As a high-growth stock, market pundits believe Tesla could touch a valuation of $1 trillion in the upcoming decade, if not earlier. While the stock commands a premium, it’s widely regarded as a lucrative bet for investors with a long-term horizon.
The aspiration to double one’s money is a common financial goal, and it’s more attainable than many might believe. Concepts like the Rule of 72 and compound interest serve as foundational tools to project the time frame needed to double an investment.
Yet, it’s essential to remember that real-world elements, such as inflation and taxes, can modify this timeline. By comprehending the risk and return profiles of various asset classes, investors can make more enlightened decisions.
The Rule of 72 is a handy formula designed to approximate the years needed to double your money at a specific annual rate of return. Simply divide 72 by the anticipated annual return to get an estimate. It’s a swift method to assess the potential of diverse investment avenues.
Compounding is the mechanism where you earn interest not just on the principal amount but also on the accumulated interest. By consistently reinvesting your returns, your investment grows at an accelerated rate. For instance, with a 10% average annual return, your investment can potentially double in about seven years.
Both inflation and taxes can significantly impact the real returns on your investment. While inflation diminishes your money’s purchasing power over time, taxes can substantially reduce your investment gains.
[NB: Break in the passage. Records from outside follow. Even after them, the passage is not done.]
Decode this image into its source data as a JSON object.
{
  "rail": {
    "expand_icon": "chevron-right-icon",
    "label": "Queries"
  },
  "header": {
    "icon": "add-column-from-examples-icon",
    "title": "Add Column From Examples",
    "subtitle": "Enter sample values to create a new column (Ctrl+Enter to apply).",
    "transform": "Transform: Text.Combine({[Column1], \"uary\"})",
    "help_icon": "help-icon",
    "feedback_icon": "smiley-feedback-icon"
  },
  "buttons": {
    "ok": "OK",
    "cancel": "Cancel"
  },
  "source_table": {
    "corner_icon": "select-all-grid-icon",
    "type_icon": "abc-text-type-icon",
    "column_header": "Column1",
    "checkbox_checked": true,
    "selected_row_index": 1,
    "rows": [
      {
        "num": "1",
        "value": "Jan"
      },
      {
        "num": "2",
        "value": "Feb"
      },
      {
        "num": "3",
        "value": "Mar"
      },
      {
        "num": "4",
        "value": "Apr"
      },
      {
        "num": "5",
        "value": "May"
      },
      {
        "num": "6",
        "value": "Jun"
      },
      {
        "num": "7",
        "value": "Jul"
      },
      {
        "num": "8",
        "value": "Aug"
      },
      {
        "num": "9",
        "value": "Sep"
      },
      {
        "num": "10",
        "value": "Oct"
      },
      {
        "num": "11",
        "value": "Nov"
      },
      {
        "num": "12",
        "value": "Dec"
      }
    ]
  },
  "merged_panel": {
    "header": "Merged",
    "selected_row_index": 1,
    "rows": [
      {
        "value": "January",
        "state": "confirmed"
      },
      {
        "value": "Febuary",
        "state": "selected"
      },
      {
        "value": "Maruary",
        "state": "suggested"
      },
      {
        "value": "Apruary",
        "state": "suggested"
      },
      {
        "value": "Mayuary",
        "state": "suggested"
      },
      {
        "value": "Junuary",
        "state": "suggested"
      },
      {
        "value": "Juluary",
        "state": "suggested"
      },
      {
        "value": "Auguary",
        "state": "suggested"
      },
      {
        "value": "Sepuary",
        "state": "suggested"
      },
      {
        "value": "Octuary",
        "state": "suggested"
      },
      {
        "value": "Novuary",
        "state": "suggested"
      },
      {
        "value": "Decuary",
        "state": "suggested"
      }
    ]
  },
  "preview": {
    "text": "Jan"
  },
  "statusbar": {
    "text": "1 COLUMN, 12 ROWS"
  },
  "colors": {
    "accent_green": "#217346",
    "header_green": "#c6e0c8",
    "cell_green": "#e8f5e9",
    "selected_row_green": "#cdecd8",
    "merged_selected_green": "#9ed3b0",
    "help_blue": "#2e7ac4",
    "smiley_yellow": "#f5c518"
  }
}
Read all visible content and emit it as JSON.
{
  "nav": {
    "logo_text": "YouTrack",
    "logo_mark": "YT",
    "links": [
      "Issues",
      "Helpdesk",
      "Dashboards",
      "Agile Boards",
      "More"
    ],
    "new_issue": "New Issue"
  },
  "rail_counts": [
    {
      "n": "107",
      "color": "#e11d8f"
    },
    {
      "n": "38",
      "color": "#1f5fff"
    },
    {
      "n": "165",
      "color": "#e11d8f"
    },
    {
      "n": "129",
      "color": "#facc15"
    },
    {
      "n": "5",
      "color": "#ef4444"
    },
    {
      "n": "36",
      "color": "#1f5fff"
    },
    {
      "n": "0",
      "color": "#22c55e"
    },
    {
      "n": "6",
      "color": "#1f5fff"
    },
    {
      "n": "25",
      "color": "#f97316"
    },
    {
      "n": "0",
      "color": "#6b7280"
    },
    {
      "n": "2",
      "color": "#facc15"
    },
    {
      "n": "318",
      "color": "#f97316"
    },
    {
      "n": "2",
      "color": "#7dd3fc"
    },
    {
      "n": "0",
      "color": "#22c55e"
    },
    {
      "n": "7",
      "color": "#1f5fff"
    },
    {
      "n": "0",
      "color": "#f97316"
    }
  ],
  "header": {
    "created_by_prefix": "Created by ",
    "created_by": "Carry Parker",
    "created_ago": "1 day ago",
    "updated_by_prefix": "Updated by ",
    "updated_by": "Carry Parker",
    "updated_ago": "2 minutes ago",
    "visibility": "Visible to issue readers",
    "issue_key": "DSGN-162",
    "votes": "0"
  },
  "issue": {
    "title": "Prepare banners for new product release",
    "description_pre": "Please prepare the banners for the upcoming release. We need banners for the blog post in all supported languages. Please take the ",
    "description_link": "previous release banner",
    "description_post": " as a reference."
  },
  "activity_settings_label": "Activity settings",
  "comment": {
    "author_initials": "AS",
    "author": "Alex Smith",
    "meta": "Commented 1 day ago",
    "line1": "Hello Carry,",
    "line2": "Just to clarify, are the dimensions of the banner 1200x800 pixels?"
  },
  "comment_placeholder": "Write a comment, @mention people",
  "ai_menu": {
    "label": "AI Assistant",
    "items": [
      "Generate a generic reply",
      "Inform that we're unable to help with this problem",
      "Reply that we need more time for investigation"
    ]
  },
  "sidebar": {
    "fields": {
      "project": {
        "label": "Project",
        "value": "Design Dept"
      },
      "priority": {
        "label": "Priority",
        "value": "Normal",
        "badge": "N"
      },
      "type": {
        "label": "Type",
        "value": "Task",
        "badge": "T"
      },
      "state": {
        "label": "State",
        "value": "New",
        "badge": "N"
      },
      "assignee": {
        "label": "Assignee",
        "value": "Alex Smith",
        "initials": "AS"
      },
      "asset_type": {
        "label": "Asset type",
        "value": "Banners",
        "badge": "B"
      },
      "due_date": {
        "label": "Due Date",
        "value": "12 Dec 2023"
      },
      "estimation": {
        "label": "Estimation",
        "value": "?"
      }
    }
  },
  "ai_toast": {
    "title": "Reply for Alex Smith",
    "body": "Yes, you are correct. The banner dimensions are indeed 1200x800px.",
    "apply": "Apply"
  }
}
To factor in these elements, you can modify the Rule of 72 as: Years to Double (Adjusted) = 72 ÷ (Annual Rate of Return – Inflation Rate – Tax Rate).
While the Rule of 72 offers a convenient way to get a ballpark figure of investment growth, it’s not as accurate as compound interest calculations. Compound interest considers the periodic compounding of interest, delivering a more detailed projection of investment growth.
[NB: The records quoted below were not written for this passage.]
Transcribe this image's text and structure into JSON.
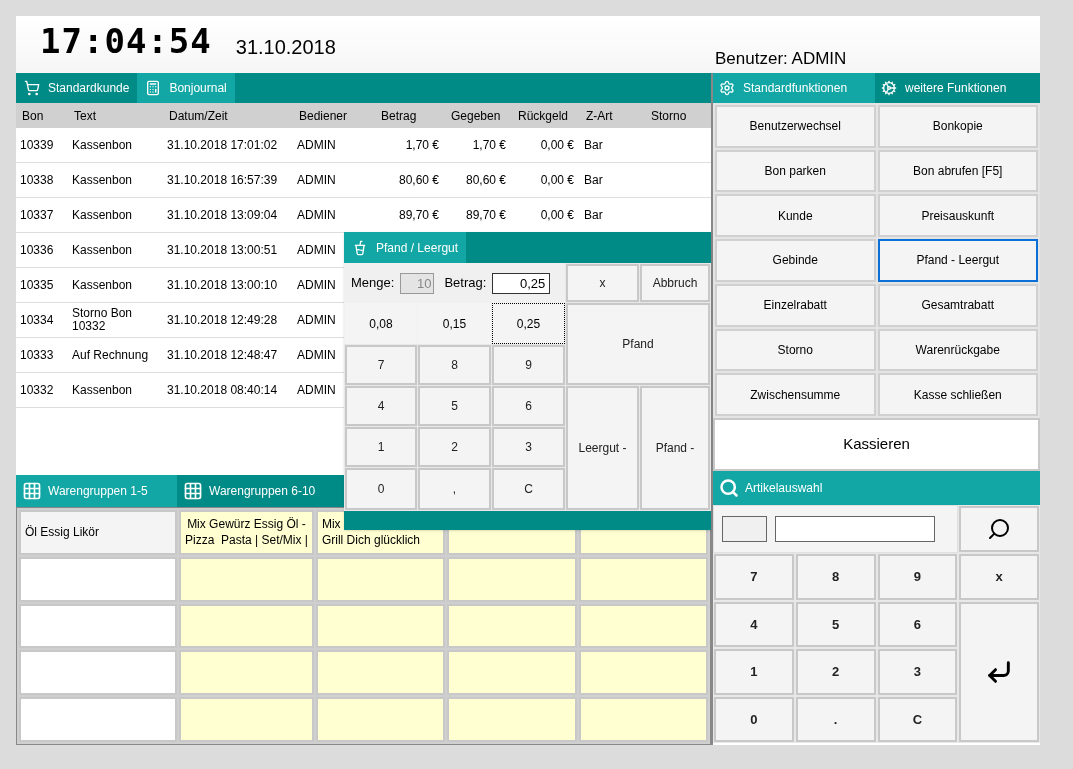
{
  "header": {
    "clock": "17:04:54",
    "date": "31.10.2018",
    "user": "Benutzer: ADMIN"
  },
  "left_tabs": [
    {
      "label": "Standardkunde",
      "selected": false
    },
    {
      "label": "Bonjournal",
      "selected": true
    }
  ],
  "table": {
    "columns": [
      "Bon",
      "Text",
      "Datum/Zeit",
      "Bediener",
      "Betrag",
      "Gegeben",
      "Rückgeld",
      "Z-Art",
      "Storno"
    ],
    "rows": [
      [
        "10339",
        "Kassenbon",
        "31.10.2018 17:01:02",
        "ADMIN",
        "1,70 €",
        "1,70 €",
        "0,00 €",
        "Bar"
      ],
      [
        "10338",
        "Kassenbon",
        "31.10.2018 16:57:39",
        "ADMIN",
        "80,60 €",
        "80,60 €",
        "0,00 €",
        "Bar"
      ],
      [
        "10337",
        "Kassenbon",
        "31.10.2018 13:09:04",
        "ADMIN",
        "89,70 €",
        "89,70 €",
        "0,00 €",
        "Bar"
      ],
      [
        "10336",
        "Kassenbon",
        "31.10.2018 13:00:51",
        "ADMIN"
      ],
      [
        "10335",
        "Kassenbon",
        "31.10.2018 13:00:10",
        "ADMIN"
      ],
      [
        "10334",
        "Storno Bon 10332",
        "31.10.2018 12:49:28",
        "ADMIN"
      ],
      [
        "10333",
        "Auf Rechnung",
        "31.10.2018 12:48:47",
        "ADMIN"
      ],
      [
        "10332",
        "Kassenbon",
        "31.10.2018 08:40:14",
        "ADMIN"
      ]
    ]
  },
  "group_tabs": [
    {
      "label": "Warengruppen 1-5",
      "selected": true
    },
    {
      "label": "Warengruppen 6-10",
      "selected": false
    }
  ],
  "group_grid": [
    [
      {
        "lines": [
          "Öl Essig Likör"
        ],
        "color": "#f4f4f4"
      },
      {
        "lines": [
          "Mix Gewürz Essig Öl -",
          "Pizza  Pasta | Set/Mix |"
        ],
        "color": "#ffffd2"
      },
      {
        "lines": [
          "Mix",
          "Grill Dich glücklich"
        ],
        "color": "#ffffd2"
      },
      {
        "color": "#ffffd2"
      },
      {
        "color": "#ffffd2"
      }
    ],
    [
      {
        "color": "#ffffff"
      },
      {
        "color": "#ffffd2"
      },
      {
        "color": "#ffffd2"
      },
      {
        "color": "#ffffd2"
      },
      {
        "color": "#ffffd2"
      }
    ],
    [
      {
        "color": "#ffffff"
      },
      {
        "color": "#ffffd2"
      },
      {
        "color": "#ffffd2"
      },
      {
        "color": "#ffffd2"
      },
      {
        "color": "#ffffd2"
      }
    ],
    [
      {
        "color": "#ffffff"
      },
      {
        "color": "#ffffd2"
      },
      {
        "color": "#ffffd2"
      },
      {
        "color": "#ffffd2"
      },
      {
        "color": "#ffffd2"
      }
    ],
    [
      {
        "color": "#ffffff"
      },
      {
        "color": "#ffffd2"
      },
      {
        "color": "#ffffd2"
      },
      {
        "color": "#ffffd2"
      },
      {
        "color": "#ffffd2"
      }
    ]
  ],
  "right_tabs": [
    {
      "label": "Standardfunktionen",
      "selected": true
    },
    {
      "label": "weitere Funktionen",
      "selected": false
    }
  ],
  "functions": [
    {
      "label": "Benutzerwechsel",
      "selected": false
    },
    {
      "label": "Bonkopie",
      "selected": false
    },
    {
      "label": "Bon parken",
      "selected": false
    },
    {
      "label": "Bon abrufen [F5]",
      "selected": false
    },
    {
      "label": "Kunde",
      "selected": false
    },
    {
      "label": "Preisauskunft",
      "selected": false
    },
    {
      "label": "Gebinde",
      "selected": false
    },
    {
      "label": "Pfand - Leergut",
      "selected": true
    },
    {
      "label": "Einzelrabatt",
      "selected": false
    },
    {
      "label": "Gesamtrabatt",
      "selected": false
    },
    {
      "label": "Storno",
      "selected": false
    },
    {
      "label": "Warenrückgabe",
      "selected": false
    },
    {
      "label": "Zwischensumme",
      "selected": false
    },
    {
      "label": "Kasse schließen",
      "selected": false
    }
  ],
  "checkout_button": "Kassieren",
  "article_panel": {
    "title": "Artikelauswahl",
    "keys": [
      "7",
      "8",
      "9",
      "x",
      "4",
      "5",
      "6",
      "1",
      "2",
      "3",
      "0",
      ".",
      "C"
    ]
  },
  "dialog": {
    "title": "Pfand / Leergut",
    "quantity_label": "Menge:",
    "quantity": "10",
    "amount_label": "Betrag:",
    "amount": "0,25",
    "close": "x",
    "cancel": "Abbruch",
    "presets": [
      {
        "label": "0,08",
        "selected": false
      },
      {
        "label": "0,15",
        "selected": false
      },
      {
        "label": "0,25",
        "selected": true
      }
    ],
    "keys": [
      "7",
      "8",
      "9",
      "4",
      "5",
      "6",
      "1",
      "2",
      "3",
      "0",
      ",",
      "C"
    ],
    "deposit": "Pfand",
    "empties_minus": "Leergut -",
    "deposit_minus": "Pfand -"
  }
}
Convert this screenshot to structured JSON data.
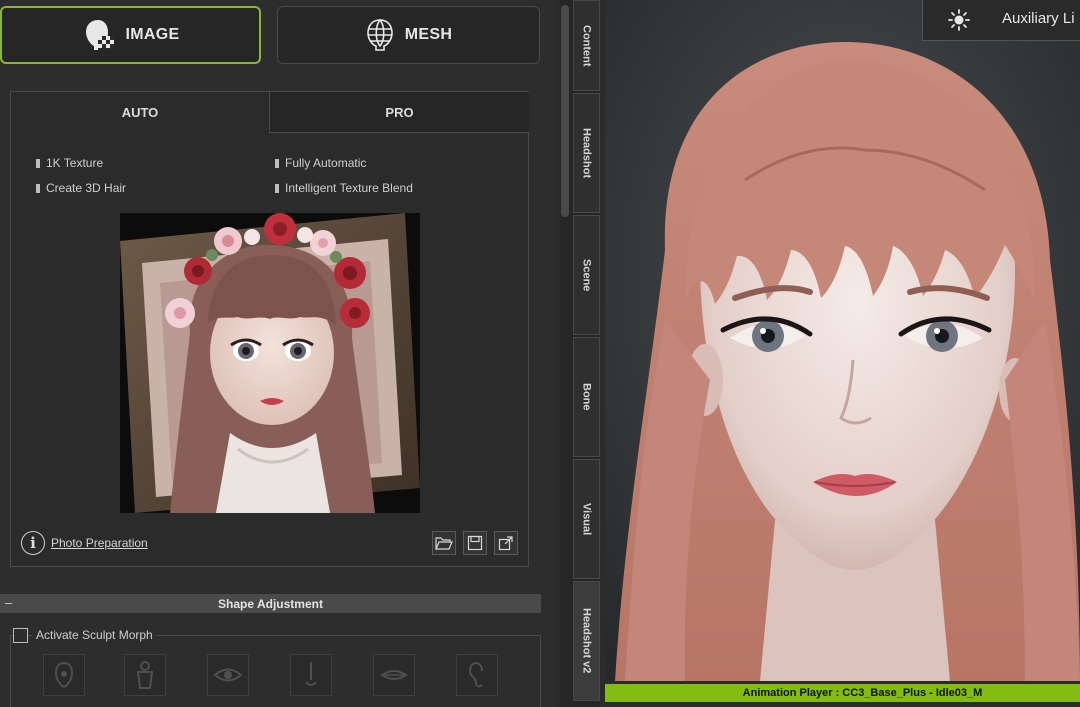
{
  "mode_buttons": {
    "image": "IMAGE",
    "mesh": "MESH"
  },
  "tabs": {
    "auto": "AUTO",
    "pro": "PRO"
  },
  "features": [
    "1K Texture",
    "Fully Automatic",
    "Create 3D Hair",
    "Intelligent Texture Blend"
  ],
  "photo_preparation": "Photo Preparation",
  "info_icon": "i",
  "tool_icons": [
    "folder-open-icon",
    "save-icon",
    "export-icon"
  ],
  "shape_adjustment": {
    "title": "Shape Adjustment",
    "collapse_symbol": "–"
  },
  "sculpt": {
    "label": "Activate Sculpt Morph",
    "checked": false
  },
  "sculpt_parts": [
    "head-part-icon",
    "body-part-icon",
    "eye-part-icon",
    "nose-part-icon",
    "mouth-part-icon",
    "ear-part-icon"
  ],
  "vertical_tabs": [
    "Content",
    "Headshot",
    "Scene",
    "Bone",
    "Visual",
    "Headshot v2"
  ],
  "aux_light": {
    "label": "Auxiliary Li"
  },
  "animation_player": "Animation Player : CC3_Base_Plus - Idle03_M",
  "colors": {
    "accent": "#86b73a",
    "status_bar": "#83bc12",
    "panel": "#2d2d2d"
  }
}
To harness the full potential of compounding and the Rule of 72:
Start investing as early as possible.
Ensure regular contributions to your investment.
Always reinvest your earnings.
Choose investment avenues that strike a balance between promising returns and manageable risks.